The first question is: Why? Answer: Because I want to. I have been friends with Stephen for almost 30 years. Our lives took different paths over that time, but our friendship remained strong. He introduced me to Hatsumi Sensei at his house and facilitated my first extended solo visit to Japan. He is a brilliant guy with many interesting experiences to share – and I want to continue to share them, and I want my friends to have that opportunity, as well. If they want to.
Second question: What is it about? Answer: It is about ethics, leadership and warriorship. While not a martial arts seminar, per se, it will have all the elements of the sanhsin: body, mind, spirit. We will draw from our martial arts experiences, military experiences, experiences in Tibet and with the Dalai Lama, business…in other words, LIFE. How do you live in the REAL world as an ethical person, a leader and a warrior. You do not need a martial arts uniform (loose-fitting business casual clothing is appropriate) but this ain’t going to be no Anthony Robbins workshop.
Third question: Should I go? Answer: Only you can answer that. But if you agree that the world needs some fierce, ethical leadership in this day and age, you may want to join us. Because that’s what Stephen and I think.
Fourth, (and unspoken) question: You are confusing me – Is this some weird twisting of the Bujinkan? Answer: Bujinkan is Masaaki Hatsumi’s martial art. So, no, this is not Bujinkan. Have both both Stephen Hayes’ and my perspectives of life been impacted by our (very different) experiences with Hatsumi Sensei? Absolutely, and that is part of who we are and what we will present. But this is not a martial arts class. This is an ethics and leadership workshop – for warriors willing to take the lead in their lives.

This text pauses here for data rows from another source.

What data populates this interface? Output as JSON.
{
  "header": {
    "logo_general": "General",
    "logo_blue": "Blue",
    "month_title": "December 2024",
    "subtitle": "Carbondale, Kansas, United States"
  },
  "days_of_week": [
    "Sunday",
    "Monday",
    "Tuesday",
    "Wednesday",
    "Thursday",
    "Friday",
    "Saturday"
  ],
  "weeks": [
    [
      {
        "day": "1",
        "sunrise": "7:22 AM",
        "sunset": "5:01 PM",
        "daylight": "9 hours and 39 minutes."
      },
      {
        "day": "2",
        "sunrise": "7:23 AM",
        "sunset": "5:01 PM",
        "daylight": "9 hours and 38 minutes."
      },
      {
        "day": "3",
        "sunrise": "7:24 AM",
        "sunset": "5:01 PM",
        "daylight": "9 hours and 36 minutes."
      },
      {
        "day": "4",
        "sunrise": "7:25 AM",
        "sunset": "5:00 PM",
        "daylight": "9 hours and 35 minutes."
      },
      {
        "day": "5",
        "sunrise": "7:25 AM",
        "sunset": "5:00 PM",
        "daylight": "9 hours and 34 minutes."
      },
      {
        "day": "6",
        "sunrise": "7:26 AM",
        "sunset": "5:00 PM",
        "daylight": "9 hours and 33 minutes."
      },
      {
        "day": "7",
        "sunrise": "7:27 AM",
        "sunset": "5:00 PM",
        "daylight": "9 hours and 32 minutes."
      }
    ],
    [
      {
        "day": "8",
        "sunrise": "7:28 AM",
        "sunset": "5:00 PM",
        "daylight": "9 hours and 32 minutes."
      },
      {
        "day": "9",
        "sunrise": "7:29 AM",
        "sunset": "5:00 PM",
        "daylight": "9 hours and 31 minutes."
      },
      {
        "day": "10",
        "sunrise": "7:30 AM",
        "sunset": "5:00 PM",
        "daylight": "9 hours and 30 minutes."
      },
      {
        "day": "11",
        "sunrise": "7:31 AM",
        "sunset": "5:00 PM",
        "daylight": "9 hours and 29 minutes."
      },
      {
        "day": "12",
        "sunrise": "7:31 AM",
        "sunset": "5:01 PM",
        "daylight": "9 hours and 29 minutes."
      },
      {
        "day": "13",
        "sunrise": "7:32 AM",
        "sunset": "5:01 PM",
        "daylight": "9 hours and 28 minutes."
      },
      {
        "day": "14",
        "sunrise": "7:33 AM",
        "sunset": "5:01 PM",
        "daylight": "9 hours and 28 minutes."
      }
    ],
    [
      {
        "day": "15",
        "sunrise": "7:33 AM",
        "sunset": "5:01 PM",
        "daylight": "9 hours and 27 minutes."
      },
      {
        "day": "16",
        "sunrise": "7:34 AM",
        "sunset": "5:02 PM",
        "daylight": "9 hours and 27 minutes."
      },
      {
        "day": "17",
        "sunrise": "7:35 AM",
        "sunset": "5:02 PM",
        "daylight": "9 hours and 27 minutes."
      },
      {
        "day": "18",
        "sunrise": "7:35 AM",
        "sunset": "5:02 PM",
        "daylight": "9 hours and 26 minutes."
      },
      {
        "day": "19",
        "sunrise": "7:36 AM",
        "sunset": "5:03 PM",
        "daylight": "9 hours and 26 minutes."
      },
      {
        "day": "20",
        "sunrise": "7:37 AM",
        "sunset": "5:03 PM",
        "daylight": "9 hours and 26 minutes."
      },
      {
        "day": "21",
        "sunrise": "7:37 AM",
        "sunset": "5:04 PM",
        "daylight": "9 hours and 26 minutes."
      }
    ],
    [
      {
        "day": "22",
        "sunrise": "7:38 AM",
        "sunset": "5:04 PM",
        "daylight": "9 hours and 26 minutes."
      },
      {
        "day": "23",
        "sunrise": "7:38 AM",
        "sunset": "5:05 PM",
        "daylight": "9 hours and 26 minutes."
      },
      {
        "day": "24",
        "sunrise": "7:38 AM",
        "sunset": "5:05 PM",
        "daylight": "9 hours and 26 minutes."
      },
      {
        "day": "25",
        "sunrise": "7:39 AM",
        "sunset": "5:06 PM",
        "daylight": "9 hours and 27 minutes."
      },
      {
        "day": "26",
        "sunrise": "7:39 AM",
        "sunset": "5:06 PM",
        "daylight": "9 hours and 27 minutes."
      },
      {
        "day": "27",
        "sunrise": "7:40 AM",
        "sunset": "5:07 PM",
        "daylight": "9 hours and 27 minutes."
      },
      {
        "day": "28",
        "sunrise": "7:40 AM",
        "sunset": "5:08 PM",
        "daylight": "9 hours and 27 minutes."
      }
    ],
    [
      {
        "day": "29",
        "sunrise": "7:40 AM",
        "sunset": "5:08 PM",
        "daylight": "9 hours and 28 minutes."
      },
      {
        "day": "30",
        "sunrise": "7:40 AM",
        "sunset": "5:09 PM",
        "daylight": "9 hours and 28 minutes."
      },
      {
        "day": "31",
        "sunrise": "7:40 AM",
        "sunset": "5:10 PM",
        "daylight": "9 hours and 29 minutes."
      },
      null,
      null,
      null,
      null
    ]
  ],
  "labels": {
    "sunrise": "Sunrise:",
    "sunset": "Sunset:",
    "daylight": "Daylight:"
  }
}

There is an agenda posted RGI. Check the bottom of the page.
Any chance this work will be recorded and available to the public? I am sure many others would benefit from this workshop who are unable to attend.
Great response from Mr. Hoban. Good to see that real friends last throughout the years.
Will this seminar help if you currently have only your family to lead?
If you do the right thing because it is the right thing
you will find out your family is a little bigger than you
thought. And getting the people who want to follow
to be leaders in their own right is . . . challenging.
Ethics are essential in every aspect of life. This just goes along with the idea that martial arts is truely a way of life and not just a sport. A philosophy and not just a set of self defense techniques. Ethics separate the TRUE martial artist from the thug. I would really love to be able to sit in on the sessions because I do believe that this is a topic that has been saddly overlooked in many areas in life. Martial arts included. Thank you An-shu for the life lessons you continue to present to us.
Having only come into the martial arts culture in the last four years, I have been amazed at the amount of unethical conduct there is. I applaud you for this much needed step for a community that once held the warrior virtue at its heart. It seems that the potential economic and physical benefits of martial arts have impacted the practice more than anything else of late.
Thank you for taking this bold step and blazing a trail for others to follow.
Please, please, PLEASE record or video the workshop for those of us who are unable to attend.